The story of David Scott’s discovery of bijective improvement to Burrows Wheeler transform is quite fascinating. His name will probably not ring a bell in the vaunted world of academia, (where ‘big talkers’ like Ewan Birney get to become Fellow of Royal Society), he is nobody. His own website gives the following bio-
David A. Scott is not a writter and this is his first attempt at writting an article of this type. I graduated from Arizona State University with a BSEE in Electrical Engineering with a major in Fields and Waves. This was the closest thing to a Math Degree without all the English requirements. My main carreer was writting and debugging algorithms for the NAVY at CHINA LAKE CA. form 1970 to 1996. While at CHINA LAKE I was sent to The University of Southern California in 1972 to recieve my MSEE in Electrical Engineering the major field of study was control theroy. I am currently retired living in El Paso, Texas; in the near future I may pursue more education in Jaurez to become a medical doctor.
Yet, in the real world of intellectual contributions, his discovery will last a lot longer that ENCODE. Naturally, his discovery was not announced through a paper, but a comment in a discussion forum. As the story goes, around 2006 or 2007, he posted a message in the encryption-related mailing lists describing his improvement to BWT.
This page looks at a modified BWT compression package and suggests that the mods make for a better transform than the standard BWT. I called this bijective version a BWT that has been Scottified. It is what the BWT should have been. If one looks at only the transformed data without the index the old original BWT most likely leads to a better compression. But when you consider the need for an index to be passed along the BWTS transform will lead on the average to better compression.
Soon some mathematicians started to poke around and found that he indeed had a new way of computing BWT-like transform with two useful features -
(i) It is bijective without the added $ sign at the end.
(ii) Through Lyndon factorization, his method can be parallelized easily. We discussed about Lyndon word and Lyndon factorization here.
A Google engineer joined him to put together a formal paper, which can be found at the following link.
Given a string of characters, the Burrows-Wheeler Transform rearranges the characters in it so as to produce another string of the same length which is more amenable to compression techniques such as move to front, run-length encoding, and entropy encoders.

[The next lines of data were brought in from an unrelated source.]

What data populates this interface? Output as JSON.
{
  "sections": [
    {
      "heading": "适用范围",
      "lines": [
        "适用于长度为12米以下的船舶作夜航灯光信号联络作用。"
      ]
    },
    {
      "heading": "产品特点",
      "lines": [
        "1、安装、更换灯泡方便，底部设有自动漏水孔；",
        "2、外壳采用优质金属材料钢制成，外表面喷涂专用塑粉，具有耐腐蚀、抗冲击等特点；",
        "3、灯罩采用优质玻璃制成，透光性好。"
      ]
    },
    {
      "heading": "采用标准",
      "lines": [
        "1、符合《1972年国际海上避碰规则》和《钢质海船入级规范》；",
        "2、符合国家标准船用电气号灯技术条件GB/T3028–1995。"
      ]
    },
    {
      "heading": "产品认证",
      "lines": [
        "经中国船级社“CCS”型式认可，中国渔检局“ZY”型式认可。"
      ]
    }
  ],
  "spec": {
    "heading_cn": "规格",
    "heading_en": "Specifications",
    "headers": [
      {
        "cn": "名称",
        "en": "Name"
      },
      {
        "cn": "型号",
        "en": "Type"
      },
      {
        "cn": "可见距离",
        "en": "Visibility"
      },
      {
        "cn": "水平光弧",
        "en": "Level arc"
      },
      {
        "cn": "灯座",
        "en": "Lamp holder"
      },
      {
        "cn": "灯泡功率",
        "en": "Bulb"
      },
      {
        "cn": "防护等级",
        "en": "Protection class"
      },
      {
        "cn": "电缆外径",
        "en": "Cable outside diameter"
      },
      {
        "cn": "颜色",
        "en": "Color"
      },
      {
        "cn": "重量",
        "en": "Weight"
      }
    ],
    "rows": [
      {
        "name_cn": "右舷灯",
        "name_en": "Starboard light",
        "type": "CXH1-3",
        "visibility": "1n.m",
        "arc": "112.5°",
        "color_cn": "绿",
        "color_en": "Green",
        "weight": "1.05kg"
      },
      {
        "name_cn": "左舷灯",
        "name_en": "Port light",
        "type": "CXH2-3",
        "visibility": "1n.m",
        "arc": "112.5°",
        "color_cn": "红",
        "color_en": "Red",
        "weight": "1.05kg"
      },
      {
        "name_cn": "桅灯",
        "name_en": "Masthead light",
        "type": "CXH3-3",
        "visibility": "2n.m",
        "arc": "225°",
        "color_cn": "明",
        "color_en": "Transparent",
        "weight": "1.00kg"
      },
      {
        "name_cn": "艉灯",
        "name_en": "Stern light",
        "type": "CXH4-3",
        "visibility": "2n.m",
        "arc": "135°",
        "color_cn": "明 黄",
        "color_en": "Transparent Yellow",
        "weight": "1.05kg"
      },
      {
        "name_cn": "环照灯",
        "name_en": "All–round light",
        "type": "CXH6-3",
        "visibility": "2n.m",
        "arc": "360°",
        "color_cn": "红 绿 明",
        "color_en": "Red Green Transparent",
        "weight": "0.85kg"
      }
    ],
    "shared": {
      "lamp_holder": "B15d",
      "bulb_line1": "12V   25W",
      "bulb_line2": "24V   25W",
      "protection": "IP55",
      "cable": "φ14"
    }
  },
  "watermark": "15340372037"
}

We present a variant of the transform which gives rise to similar or better compression value, but, unlike the original, the transform we present is bijective, in that the inverse transformation exists for all strings. Our experiments indicate that using our variant of the transform gives rise to better compression ratio than the original Burrows- Wheeler transform. We also show that both the transform and its inverse can be computed in linear time and consuming linear storage.
Apparently, the above proof has several errors, whereas the following paper is mathematically correct.
The sort transform (ST) is a modification of the Burrows-Wheeler transform (BWT). Both transformations map an arbitrary word of length n to a pair consisting of a word of length n and an index between 1 and n. The BWT sorts all rotation conjugates of the input word, whereas the ST of order k only uses the first k letters for sorting all such conjugates. If two conjugates start with the same prefix of length k, then the indices of the rotations are used for tie-breaking. Both transforms output the sequence of the last letters of the sorted list and the index of the input within the sorted list. In this paper, we discuss a bijective variant of the BWT (due to Scott), proving its correctness and relations to other results due to Gessel and Reutenauer (1993) and Crochemore, Desarmenien, and Perrin (2005). Further, we present a novel bijective variant of the ST.
Those, who do not like formal mathematics may enjoy the really simple introduction in zephyrtronium’s github page. It comes with the added benefit of code that you can download.
The Burrows-Wheeler-Scott transform (called the Burrows-Wheeler transform “Scottified” in existing literature, but that sounds silly) sorts together all infinitely repeated cycles of each Lyndon word of the input, then takes the last character of each rotation of each Lyndon word in the overall sorted order. Of course, this description is about as intelligible as any of the existing literature on it for someone not intimately familiar with the concepts involved, and incomplete for someone who is.
Lyndon words are sequences which are less than any of the rotations of that sequence. “Less than”, that is, the order, is defined in “the usual lexicographical way”: ‘a’ < ‘b’ by definition; ‘aa’ < ‘ab’ because the first positions are the same and the second position is lesser in ‘aa’; ‘ab’ < ‘ba’ because ‘ab’ is lesser in the first position. For now, the order of sequences whose lengths are not equal is left undefined.
A Lyndon word is a sequence such that no matter how many times you take the rightmost (or leftmost) element and attach it to the left (or right, respectively), the result is never less than the word. By the Chen-Fox-Lyndon theorem, every ordered sequence has a unique “Lyndon factorization” of Lyndon words, such that each word in the factorization is never greater than its predecessor, where order is here (not for the BWST algorithm) defined for words of unequal length such that if a is a prefix of b, then a < b.